There is one interesting thing about convex polyhedra. A convex polyhedron is a polyhedron where any line joining any of the vertices will not stick out. According to the Euler's formula, the number of faces plus the number of vertices in minus the number of edges in such a polyhedron is always the same 2. Here is an example to try out.

Simpele piramide.png

Look at the pentagonal pyramid on the right. Assuming it is convex, does it follow the Euler's formula? \begin{align} F &= 5 + 1 = 6\\
V &= 5 + 1 = 6\\
E &= 5 \times 2 = 10\\
\therefore F + V - E &= 6 + 6 - 10\\
&= 2\end{align}

\therefore \textrm{The\ Euler's\ formula\ holds\ in\ this\ pentagonal\ pyramid.}

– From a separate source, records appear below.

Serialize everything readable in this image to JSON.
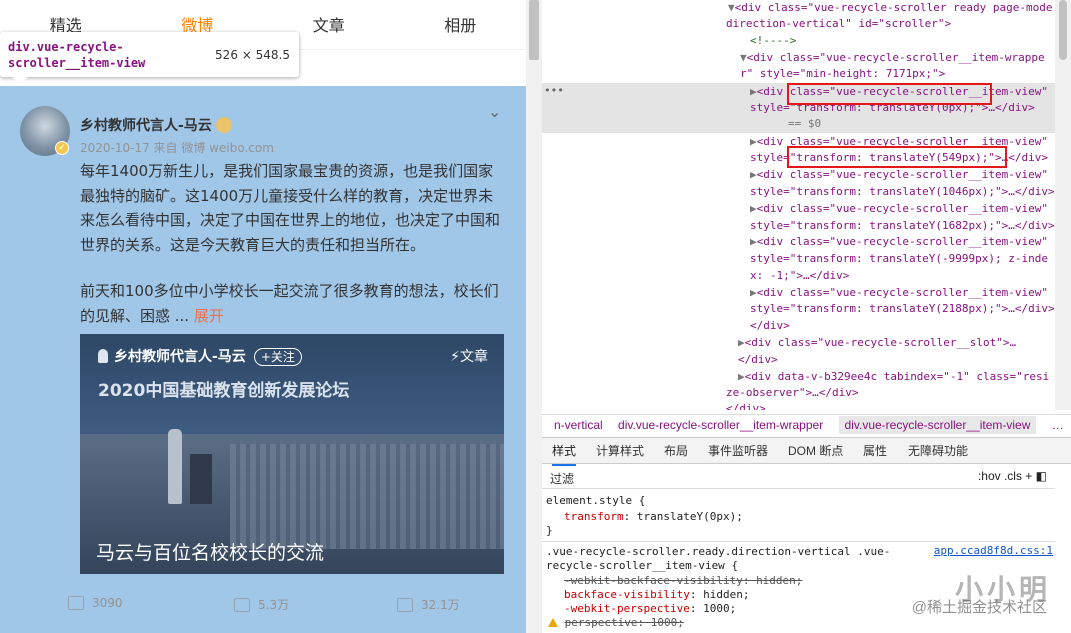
{
  "weibo": {
    "tabs": [
      "精选",
      "微博",
      "文章",
      "相册"
    ],
    "active_tab": "微博",
    "tooltip": {
      "selector": "div.vue-recycle-scroller__item-view",
      "size": "526 × 548.5"
    },
    "post": {
      "author": "乡村教师代言人-马云",
      "meta": "2020-10-17  来自 微博 weibo.com",
      "text1": "每年1400万新生儿，是我们国家最宝贵的资源，也是我们国家最独特的脑矿。这1400万儿童接受什么样的教育，决定世界未来怎么看待中国，决定了中国在世界上的地位，也决定了中国和世界的关系。这是今天教育巨大的责任和担当所在。",
      "text2": "前天和100多位中小学校长一起交流了很多教育的想法，校长们的见解、困惑 ...",
      "expand": "展开",
      "card": {
        "author": "乡村教师代言人-马云",
        "follow": "+关注",
        "type": "文章",
        "banner": "2020中国基础教育创新发展论坛",
        "caption": "马云与百位名校校长的交流"
      },
      "actions": {
        "repost": "3090",
        "comment": "5.3万",
        "like": "32.1万"
      }
    }
  },
  "devtools": {
    "dom_lines": [
      "<div class=\"vue-recycle-scroller ready page-mode",
      "direction-vertical\" id=\"scroller\">",
      "<!---->",
      "<div class=\"vue-recycle-scroller__item-wrappe",
      "r\" style=\"min-height: 7171px;\">",
      "<div class=\"vue-recycle-scroller__item-view\"",
      "style=\"transform: translateY(0px);\">…</div>",
      "== $0",
      "<div class=\"vue-recycle-scroller__item-view\"",
      "style=\"transform: translateY(549px);\">…</div>",
      "<div class=\"vue-recycle-scroller__item-view\"",
      "style=\"transform: translateY(1046px);\">…</div>",
      "<div class=\"vue-recycle-scroller__item-view\"",
      "style=\"transform: translateY(1682px);\">…</div>",
      "<div class=\"vue-recycle-scroller__item-view\"",
      "style=\"transform: translateY(-9999px); z-inde",
      "x: -1;\">…</div>",
      "<div class=\"vue-recycle-scroller__item-view\"",
      "style=\"transform: translateY(2188px);\">…</div>",
      "</div>",
      "<div class=\"vue-recycle-scroller__slot\">…",
      "</div>",
      "<div data-v-b329ee4c tabindex=\"-1\" class=\"resi",
      "ze-observer\">…</div>",
      "</div>"
    ],
    "breadcrumbs": [
      "n-vertical",
      "div.vue-recycle-scroller__item-wrapper",
      "div.vue-recycle-scroller__item-view",
      "…"
    ],
    "subtabs": [
      "样式",
      "计算样式",
      "布局",
      "事件监听器",
      "DOM 断点",
      "属性",
      "无障碍功能"
    ],
    "active_subtab": "样式",
    "filter_placeholder": "过滤",
    "filter_tools": ":hov  .cls  +",
    "styles": {
      "element_style_selector": "element.style {",
      "element_style_prop": "transform",
      "element_style_val": "translateY(0px);",
      "close_brace": "}",
      "rule_selector_1": ".vue-recycle-scroller.ready.direction-vertical .vue-",
      "rule_selector_2": "recycle-scroller__item-view {",
      "rule_source": "app.ccad8f8d.css:1",
      "rule_props": [
        {
          "prop": "-webkit-backface-visibility",
          "val": "hidden;",
          "struck": true
        },
        {
          "prop": "backface-visibility",
          "val": "hidden;",
          "struck": false
        },
        {
          "prop": "-webkit-perspective",
          "val": "1000;",
          "struck": false
        },
        {
          "prop": "perspective",
          "val": "1000;",
          "struck": true
        }
      ]
    },
    "watermark": "小小明",
    "watermark_sub": "@稀土掘金技术社区"
  },
  "colors": {
    "weibo_accent": "#ff8200",
    "highlight": "#6fa8dc",
    "redbox": "#e41818",
    "tag": "#881280"
  }
}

The final thing we need to know about polyhedra is their total surface area and volume. You will only need to know about prisms for the volume. To find the total surface area of any polyhedron, add up all the faces. Look out for congruent faces and don't forget to check whether you've found all the faces by using the formulae given above – that is, when you are facing a pyramid or prism. Otherwise you can just count. As for the volume of prisms, simply find the area of the base and multiply it by the height. With cuboids, it's easy. Just multiply the length, width/breadth and height. With a cube it's the easiest: cube an edge, any edge!

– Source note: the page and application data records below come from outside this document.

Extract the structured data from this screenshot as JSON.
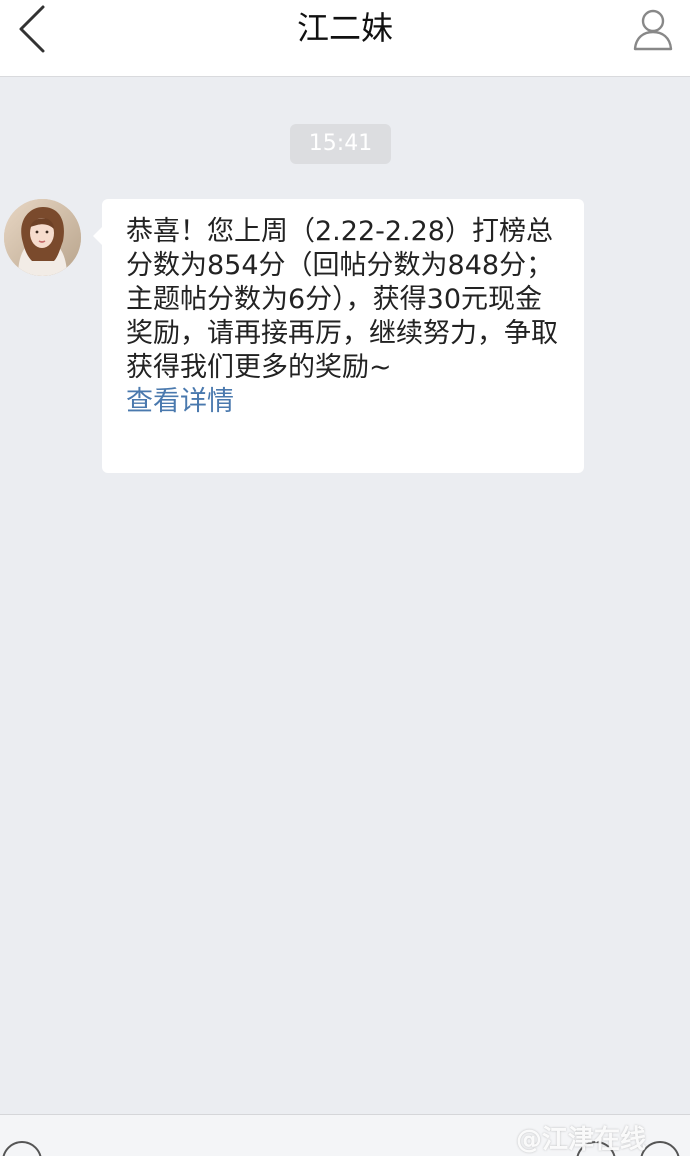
{
  "header": {
    "title": "江二妹",
    "back_icon": "chevron-left-icon",
    "profile_icon": "person-icon"
  },
  "chat": {
    "timestamp": "15:41",
    "messages": [
      {
        "avatar": "avatar-photo",
        "text": "恭喜！您上周（2.22-2.28）打榜总分数为854分（回帖分数为848分；主题帖分数为6分），获得30元现金奖励，请再接再厉，继续努力，争取获得我们更多的奖励~",
        "link_label": "查看详情"
      }
    ]
  },
  "watermark": "@江津在线",
  "colors": {
    "background": "#ebedf1",
    "bubble": "#ffffff",
    "link": "#4a79ae",
    "timestamp_bg": "#dcdde0"
  }
}
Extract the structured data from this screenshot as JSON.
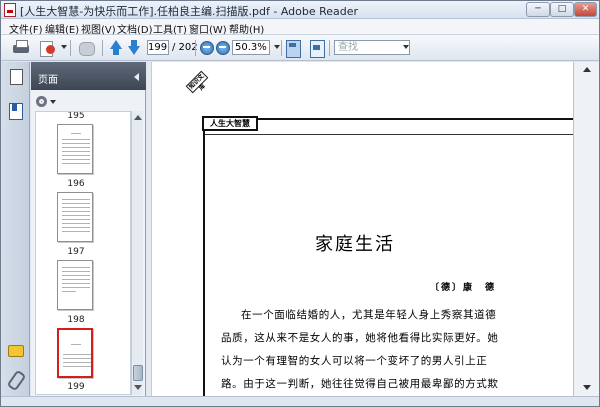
{
  "window": {
    "title": "[人生大智慧-为快乐而工作].任柏良主编.扫描版.pdf - Adobe Reader",
    "min_label": "─",
    "max_label": "□",
    "close_label": "✕"
  },
  "menu": {
    "items": [
      {
        "label": "文件(F)"
      },
      {
        "label": "编辑(E)"
      },
      {
        "label": "视图(V)"
      },
      {
        "label": "文档(D)"
      },
      {
        "label": "工具(T)"
      },
      {
        "label": "窗口(W)"
      },
      {
        "label": "帮助(H)"
      }
    ]
  },
  "toolbar": {
    "current_page": "199",
    "total_pages": "/ 202",
    "zoom": "50.3%",
    "search_placeholder": "查找"
  },
  "panel": {
    "title": "页面",
    "thumbnails": [
      {
        "label": "195"
      },
      {
        "label": "196"
      },
      {
        "label": "197"
      },
      {
        "label": "198"
      },
      {
        "label": "199"
      }
    ]
  },
  "document": {
    "stamp": "知识文库",
    "header": "人生大智慧",
    "chapter_title": "家庭生活",
    "author": "〔德〕康　德",
    "paragraph_lines": [
      "在一个面临结婚的人，尤其是年轻人身上秀察其道德",
      "品质，这从来不是女人的事，她将他看得比实际更好。她",
      "认为一个有理智的女人可以将一个变坏了的男人引上正",
      "路。由于这一判断，她往往觉得自己被用最卑鄙的方式欺"
    ]
  }
}
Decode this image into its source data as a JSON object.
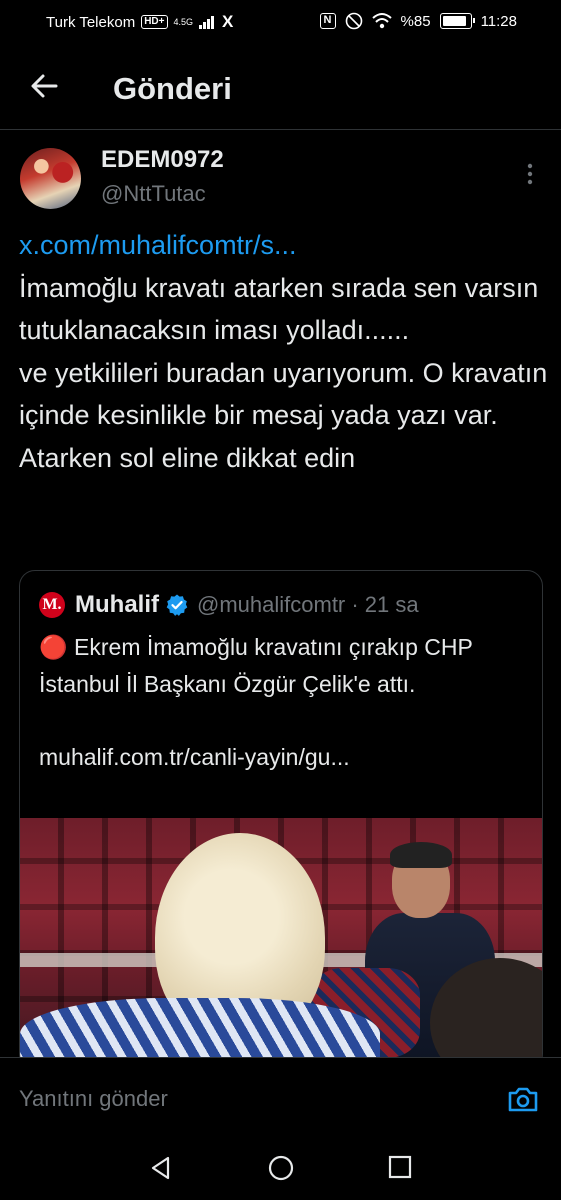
{
  "status_bar": {
    "carrier": "Turk Telekom",
    "hd": "HD+",
    "network": "4.5G",
    "battery": "%85",
    "time": "11:28",
    "x_app": "X"
  },
  "header": {
    "title": "Gönderi",
    "back_icon": "arrow-left-icon"
  },
  "tweet": {
    "display_name": "EDEM0972",
    "handle": "@NttTutac",
    "link": "x.com/muhalifcomtr/s...",
    "text": "İmamoğlu kravatı atarken sırada sen varsın tutuklanacaksın iması yolladı......\nve yetkilileri buradan uyarıyorum. O kravatın içinde kesinlikle bir mesaj yada yazı var. Atarken sol eline dikkat edin"
  },
  "quote": {
    "logo_letter": "M.",
    "name": "Muhalif",
    "handle_time": "@muhalifcomtr · 21 sa",
    "text": "🔴 Ekrem İmamoğlu kravatını çırakıp CHP İstanbul İl Başkanı Özgür Çelik'e attı.\n\nmuhalif.com.tr/canli-yayin/gu...",
    "verified_color": "#1d9bf0"
  },
  "reply": {
    "placeholder": "Yanıtını gönder"
  },
  "colors": {
    "accent": "#1d9bf0",
    "text": "#e7e9ea",
    "muted": "#71767b",
    "border": "#2f3336"
  }
}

Other kinds of solids[edit]

Of course, there are other kinds of solids apart from the polyhedra. They include the sphere, the cone, the cylinder and the ellipsoid. The sphere is a shape that is like a ball. All of the points on a sphere are the same distance from the centre of the sphere. The cone is a shape with a round, flat base and a pointy top. The cylinder is a shape where the top and the base are both circles, and the bases are parallel. The ellipsoid looks like a squashed sphere.

All of the shapes mentioned above can roll. Only the cylinder can be stacked together. You need not learn much about them in elementary school, apart from their names and appearances.

Cross-sections[edit]

What is the cross-section formed after cutting up this cake?

A cross-section is the shape formed after cutting a solid. Take cutting a birthday cake as an example. When you cut the cake into half, there is a rectangle formed on each half. This is called a cross-section. Some people simply call them sections. This is also correct, but less common. When a series of identical cross-sections can be formed after cutting a solid in the same direction but a different position, uniform cross-sections are formed. This can only be done when cutting a prism or cylinder with the direction parallel to the bases.

Although it is not important to remember the kinds of cross-sections formed, it can be helpful to remember a few. Let us assume that all the shapes are put 'upright' before cutting. When cutting a prism or cylinder, cutting horizonally will result in a series of uniform cross-sections which are congruent to the base. Cutting vertically will result in a number of different rectangles, while cutting obliquely can result in a parallelogram (when four surfaces are involved in a prism), a triangle (when three surfaces are involved in a prism, such as cutting off a corner), what look like arches (in a cylinder where two surfaces are involved), or an ellipse (in a cylinder where only the lateral face is involved).

When cutting a pyramid or cone, cutting horizontally will result in shapes that are similar to the base. (When shapes are similar, it means that they have the same shape but different size. See the chapter on similarity for details.) When cutting a pyramid vertically, a triangle or a parallelogram can be formed depending on the situation. If you cut a corner or cut right across the middle (i.e. three surfaces are involved), then a triangle will be formed. Otherwise, a parallelogram will be formed. On cones, cutting vertically will result in a triangle in the same situation, but otherwise, will result in what looks like an arch. When you cut a pyramid obliquely, the shapes formed can vary a lot!

Finally, if you cut a sphere, you always get a circle. For other shapes, try imagining them yourself!